- [EXERCISE DIRECTIONS]:
Please return each of the entries that follow, unchanged in every word.

** Opening DATASET EXCERPTS block **

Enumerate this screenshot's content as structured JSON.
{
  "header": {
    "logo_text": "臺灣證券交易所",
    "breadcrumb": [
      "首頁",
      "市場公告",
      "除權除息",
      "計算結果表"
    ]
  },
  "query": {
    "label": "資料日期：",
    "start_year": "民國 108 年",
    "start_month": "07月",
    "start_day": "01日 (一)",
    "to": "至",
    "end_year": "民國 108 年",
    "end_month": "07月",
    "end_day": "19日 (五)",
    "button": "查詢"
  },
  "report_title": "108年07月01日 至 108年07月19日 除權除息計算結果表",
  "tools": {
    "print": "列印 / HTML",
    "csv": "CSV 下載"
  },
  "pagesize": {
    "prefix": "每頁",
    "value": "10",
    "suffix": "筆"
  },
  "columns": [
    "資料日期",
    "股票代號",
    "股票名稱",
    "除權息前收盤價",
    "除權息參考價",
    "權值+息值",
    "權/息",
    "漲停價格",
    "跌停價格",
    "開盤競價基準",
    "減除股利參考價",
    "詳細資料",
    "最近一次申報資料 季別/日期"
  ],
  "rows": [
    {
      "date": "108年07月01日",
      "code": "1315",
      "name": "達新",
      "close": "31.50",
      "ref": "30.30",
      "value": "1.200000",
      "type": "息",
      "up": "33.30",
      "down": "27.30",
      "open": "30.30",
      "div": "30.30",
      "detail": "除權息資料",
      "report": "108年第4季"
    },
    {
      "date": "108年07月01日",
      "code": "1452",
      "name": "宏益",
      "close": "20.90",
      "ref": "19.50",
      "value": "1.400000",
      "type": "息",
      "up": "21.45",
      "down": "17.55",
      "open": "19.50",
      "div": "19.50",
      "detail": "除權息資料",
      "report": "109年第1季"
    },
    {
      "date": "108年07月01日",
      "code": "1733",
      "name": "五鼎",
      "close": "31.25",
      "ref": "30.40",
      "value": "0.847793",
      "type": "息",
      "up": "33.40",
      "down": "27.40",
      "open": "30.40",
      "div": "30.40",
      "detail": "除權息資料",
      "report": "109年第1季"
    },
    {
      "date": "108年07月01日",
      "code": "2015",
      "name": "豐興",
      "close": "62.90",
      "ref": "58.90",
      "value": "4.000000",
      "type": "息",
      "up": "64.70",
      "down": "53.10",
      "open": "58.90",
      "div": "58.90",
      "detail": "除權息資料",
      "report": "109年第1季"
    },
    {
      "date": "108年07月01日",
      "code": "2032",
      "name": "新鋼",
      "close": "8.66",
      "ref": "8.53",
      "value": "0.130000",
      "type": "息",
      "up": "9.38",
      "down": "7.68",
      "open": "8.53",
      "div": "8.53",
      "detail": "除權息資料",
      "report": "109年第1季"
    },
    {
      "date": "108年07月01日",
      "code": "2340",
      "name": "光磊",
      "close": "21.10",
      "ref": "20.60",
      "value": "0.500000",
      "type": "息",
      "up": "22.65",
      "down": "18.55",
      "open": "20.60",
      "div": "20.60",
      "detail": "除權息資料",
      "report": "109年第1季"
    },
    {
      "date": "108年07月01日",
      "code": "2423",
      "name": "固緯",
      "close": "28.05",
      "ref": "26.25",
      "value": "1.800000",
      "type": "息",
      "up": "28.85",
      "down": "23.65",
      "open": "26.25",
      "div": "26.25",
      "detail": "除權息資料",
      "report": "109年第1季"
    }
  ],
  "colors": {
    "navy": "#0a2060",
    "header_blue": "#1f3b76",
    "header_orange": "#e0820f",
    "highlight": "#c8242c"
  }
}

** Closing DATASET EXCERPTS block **

- [RESPONSE BELOW]:
Enumerate this screenshot's content as structured JSON.
{
  "header": {
    "logo_text": "臺灣證券交易所",
    "breadcrumb": [
      "首頁",
      "市場公告",
      "除權除息",
      "計算結果表"
    ]
  },
  "query": {
    "label": "資料日期：",
    "start_year": "民國 108 年",
    "start_month": "07月",
    "start_day": "01日 (一)",
    "to": "至",
    "end_year": "民國 108 年",
    "end_month": "07月",
    "end_day": "19日 (五)",
    "button": "查詢"
  },
  "report_title": "108年07月01日 至 108年07月19日 除權除息計算結果表",
  "tools": {
    "print": "列印 / HTML",
    "csv": "CSV 下載"
  },
  "pagesize": {
    "prefix": "每頁",
    "value": "10",
    "suffix": "筆"
  },
  "columns": [
    "資料日期",
    "股票代號",
    "股票名稱",
    "除權息前收盤價",
    "除權息參考價",
    "權值+息值",
    "權/息",
    "漲停價格",
    "跌停價格",
    "開盤競價基準",
    "減除股利參考價",
    "詳細資料",
    "最近一次申報資料 季別/日期"
  ],
  "rows": [
    {
      "date": "108年07月01日",
      "code": "1315",
      "name": "達新",
      "close": "31.50",
      "ref": "30.30",
      "value": "1.200000",
      "type": "息",
      "up": "33.30",
      "down": "27.30",
      "open": "30.30",
      "div": "30.30",
      "detail": "除權息資料",
      "report": "108年第4季"
    },
    {
      "date": "108年07月01日",
      "code": "1452",
      "name": "宏益",
      "close": "20.90",
      "ref": "19.50",
      "value": "1.400000",
      "type": "息",
      "up": "21.45",
      "down": "17.55",
      "open": "19.50",
      "div": "19.50",
      "detail": "除權息資料",
      "report": "109年第1季"
    },
    {
      "date": "108年07月01日",
      "code": "1733",
      "name": "五鼎",
      "close": "31.25",
      "ref": "30.40",
      "value": "0.847793",
      "type": "息",
      "up": "33.40",
      "down": "27.40",
      "open": "30.40",
      "div": "30.40",
      "detail": "除權息資料",
      "report": "109年第1季"
    },
    {
      "date": "108年07月01日",
      "code": "2015",
      "name": "豐興",
      "close": "62.90",
      "ref": "58.90",
      "value": "4.000000",
      "type": "息",
      "up": "64.70",
      "down": "53.10",
      "open": "58.90",
      "div": "58.90",
      "detail": "除權息資料",
      "report": "109年第1季"
    },
    {
      "date": "108年07月01日",
      "code": "2032",
      "name": "新鋼",
      "close": "8.66",
      "ref": "8.53",
      "value": "0.130000",
      "type": "息",
      "up": "9.38",
      "down": "7.68",
      "open": "8.53",
      "div": "8.53",
      "detail": "除權息資料",
      "report": "109年第1季"
    },
    {
      "date": "108年07月01日",
      "code": "2340",
      "name": "光磊",
      "close": "21.10",
      "ref": "20.60",
      "value": "0.500000",
      "type": "息",
      "up": "22.65",
      "down": "18.55",
      "open": "20.60",
      "div": "20.60",
      "detail": "除權息資料",
      "report": "109年第1季"
    },
    {
      "date": "108年07月01日",
      "code": "2423",
      "name": "固緯",
      "close": "28.05",
      "ref": "26.25",
      "value": "1.800000",
      "type": "息",
      "up": "28.85",
      "down": "23.65",
      "open": "26.25",
      "div": "26.25",
      "detail": "除權息資料",
      "report": "109年第1季"
    }
  ],
  "colors": {
    "navy": "#0a2060",
    "header_blue": "#1f3b76",
    "header_orange": "#e0820f",
    "highlight": "#c8242c"
  }
}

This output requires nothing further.